man who refused to eat bread?"
His tomb, which is also known as the Green Dome (Qubba-i Hadra),
was built by the efforts of Sultan Walad and Ala al-Din Qaysar,
and by the material support of the Seljuk Emir, and his Georgian
wife Gurju Khatun. Its architect was Badr al-Din from Tabriz and
was completed a year after Mevlana's death.
On the 1st of November, 1922 Atatürk addressed the Turkish
Parliament. In his address, he touched on the subject of religion
several times. Saying that Islam was a tolerant and modern religion,
which the Arabs had understood and applied according to their
own physical conditions. But that over the centuries Islam was
diverted from its original purity 'by rulers and some religious
leaders, who had gone along with those rulers.'

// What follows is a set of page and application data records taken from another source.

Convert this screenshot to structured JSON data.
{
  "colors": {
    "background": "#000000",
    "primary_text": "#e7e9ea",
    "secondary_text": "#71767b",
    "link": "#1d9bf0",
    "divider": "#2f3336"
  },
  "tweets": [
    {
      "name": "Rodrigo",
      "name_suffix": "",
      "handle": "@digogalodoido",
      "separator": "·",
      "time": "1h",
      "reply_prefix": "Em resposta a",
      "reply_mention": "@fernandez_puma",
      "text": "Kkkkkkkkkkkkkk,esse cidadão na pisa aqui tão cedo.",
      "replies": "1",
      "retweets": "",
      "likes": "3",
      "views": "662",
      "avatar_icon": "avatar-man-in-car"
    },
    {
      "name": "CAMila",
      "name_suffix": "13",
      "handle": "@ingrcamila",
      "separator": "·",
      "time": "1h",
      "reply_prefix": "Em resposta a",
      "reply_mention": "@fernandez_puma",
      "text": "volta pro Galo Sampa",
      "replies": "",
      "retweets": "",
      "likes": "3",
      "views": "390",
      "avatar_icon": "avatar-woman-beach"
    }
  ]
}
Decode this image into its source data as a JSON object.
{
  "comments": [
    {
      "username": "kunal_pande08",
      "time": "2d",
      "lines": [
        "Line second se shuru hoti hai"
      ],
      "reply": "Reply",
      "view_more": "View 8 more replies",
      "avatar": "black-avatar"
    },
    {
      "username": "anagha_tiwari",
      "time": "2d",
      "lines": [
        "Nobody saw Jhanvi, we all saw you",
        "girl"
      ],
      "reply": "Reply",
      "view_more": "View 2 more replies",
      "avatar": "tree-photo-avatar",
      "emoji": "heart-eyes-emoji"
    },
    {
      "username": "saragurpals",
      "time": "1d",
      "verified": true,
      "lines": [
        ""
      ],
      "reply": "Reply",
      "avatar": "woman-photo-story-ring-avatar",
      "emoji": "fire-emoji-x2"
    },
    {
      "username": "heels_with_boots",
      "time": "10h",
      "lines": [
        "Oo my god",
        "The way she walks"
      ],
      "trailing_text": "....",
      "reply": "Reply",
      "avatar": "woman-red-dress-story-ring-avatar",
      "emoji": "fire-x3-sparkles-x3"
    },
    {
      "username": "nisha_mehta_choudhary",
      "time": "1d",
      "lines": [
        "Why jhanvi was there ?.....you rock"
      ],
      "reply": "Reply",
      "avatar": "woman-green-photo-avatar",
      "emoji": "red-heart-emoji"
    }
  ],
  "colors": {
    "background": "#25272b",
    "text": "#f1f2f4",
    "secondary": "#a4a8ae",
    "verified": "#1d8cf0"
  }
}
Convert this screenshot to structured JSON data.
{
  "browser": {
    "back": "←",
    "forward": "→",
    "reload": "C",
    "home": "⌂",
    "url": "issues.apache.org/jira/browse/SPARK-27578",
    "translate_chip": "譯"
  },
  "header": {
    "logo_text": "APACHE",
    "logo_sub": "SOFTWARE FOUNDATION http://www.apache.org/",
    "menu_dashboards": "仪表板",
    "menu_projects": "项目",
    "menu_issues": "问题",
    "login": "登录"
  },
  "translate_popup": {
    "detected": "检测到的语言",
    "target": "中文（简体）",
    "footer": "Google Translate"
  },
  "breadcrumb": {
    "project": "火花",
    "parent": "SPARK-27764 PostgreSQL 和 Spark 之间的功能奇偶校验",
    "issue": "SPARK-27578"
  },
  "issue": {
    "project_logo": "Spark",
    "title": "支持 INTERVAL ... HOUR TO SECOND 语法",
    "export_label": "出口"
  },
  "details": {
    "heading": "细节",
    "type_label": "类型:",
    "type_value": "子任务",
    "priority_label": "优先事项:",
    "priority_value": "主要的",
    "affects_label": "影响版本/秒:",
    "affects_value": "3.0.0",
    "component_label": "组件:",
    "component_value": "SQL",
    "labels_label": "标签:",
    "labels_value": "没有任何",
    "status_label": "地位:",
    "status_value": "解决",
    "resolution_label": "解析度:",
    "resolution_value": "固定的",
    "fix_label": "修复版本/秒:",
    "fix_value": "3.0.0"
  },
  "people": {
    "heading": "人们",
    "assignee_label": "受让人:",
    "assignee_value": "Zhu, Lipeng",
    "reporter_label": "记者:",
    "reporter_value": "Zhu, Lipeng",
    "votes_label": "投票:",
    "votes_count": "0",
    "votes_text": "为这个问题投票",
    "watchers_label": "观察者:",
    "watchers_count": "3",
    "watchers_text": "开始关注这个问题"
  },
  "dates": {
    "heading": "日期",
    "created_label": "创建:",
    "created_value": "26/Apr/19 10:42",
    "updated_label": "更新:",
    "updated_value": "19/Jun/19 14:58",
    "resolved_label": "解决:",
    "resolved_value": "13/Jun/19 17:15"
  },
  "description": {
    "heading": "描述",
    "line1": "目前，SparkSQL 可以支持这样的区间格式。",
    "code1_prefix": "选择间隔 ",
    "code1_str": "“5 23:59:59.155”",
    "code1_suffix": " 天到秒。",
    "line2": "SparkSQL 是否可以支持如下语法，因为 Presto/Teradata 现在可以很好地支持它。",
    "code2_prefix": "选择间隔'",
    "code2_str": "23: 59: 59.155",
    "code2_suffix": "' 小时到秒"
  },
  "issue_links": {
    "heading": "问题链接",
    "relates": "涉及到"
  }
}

According Atatürk, Mevlana was 'a mighty reformer, who had
adapted Islam to the Turkish soul.'
While visiting Konya on the 20th of March 1923, 'The Sufi-Vatican'
build around the shrine of Mevlana, Atatürk is quoted as
'Whenever I'm to come to this city I feel excitement inside. The
thoughts of Mevlana envelope me. He was a great genius, an innovator
for all ages.'
Ataturk visited the convent and tomb of Mevlana. He stayed for
over three hours.
He witnessed a performance of the whirling dervishes and was full
of praise. Ataturk stated that approaching God with music and
movement was the 'most natural statement of the Turkish mentality.'
Atatürk expressed even Mevlana-ideas in his sayings. Mevlana
wrote: Whatever there is in this world involving love, I'm there.
Whatever there is in involving war, I'm not there.
Atatürk simplified it to: "Peace at home, peace in the
But Ataturk had something going on in his mind.
Over hundreds of years an increasing number of valuable artefacts,
including manuscripts, inscriptions, calligraphical panels and gold
and silver candelabra had been carefully preserved by the Mevlevi's.
When he saw the large number of artefacts, he commented that those
rendered 'a valuable museum collection.'
Despite all the praise of Atatürk, who made the head of the
Konya Mevlana Dergah the first vice president of the first Parliament
of Turkish Republic, a decree was issued on 30 November, 1925.
It went into history as the Black Monday for the Sufi's:
The day that a new law ordered the closing of the Tekkelerin (dervish
convents), zâviyelerin (dervish lodges) and türbelerin
(mausoleums). Law nr. 677 was the end of the Konya Dergah, the central
Tekke of the Mevlana Order. The last Head of the order, his family
and many Mevlevi's fled Turkey to settle in Haleb (Aleppo) Syria.
The 21st generation grandson of Mevlana was the first after Mevlana
himself to be born outside Konya, in Aleppo, Syria, in December
As if the closing was not enough, Atatürk put a minimum of
three months imprisonment and a fine to the use of descriptions
as sheik, dervish, disciple, dede, çelebi, seyyit, babalik,
emir etc. Not only the use of these or other mystical names was
forbidden, but also those 'who serve them' had to be jailed for
at least three months.
Images provided by Murat Kirbaçoglu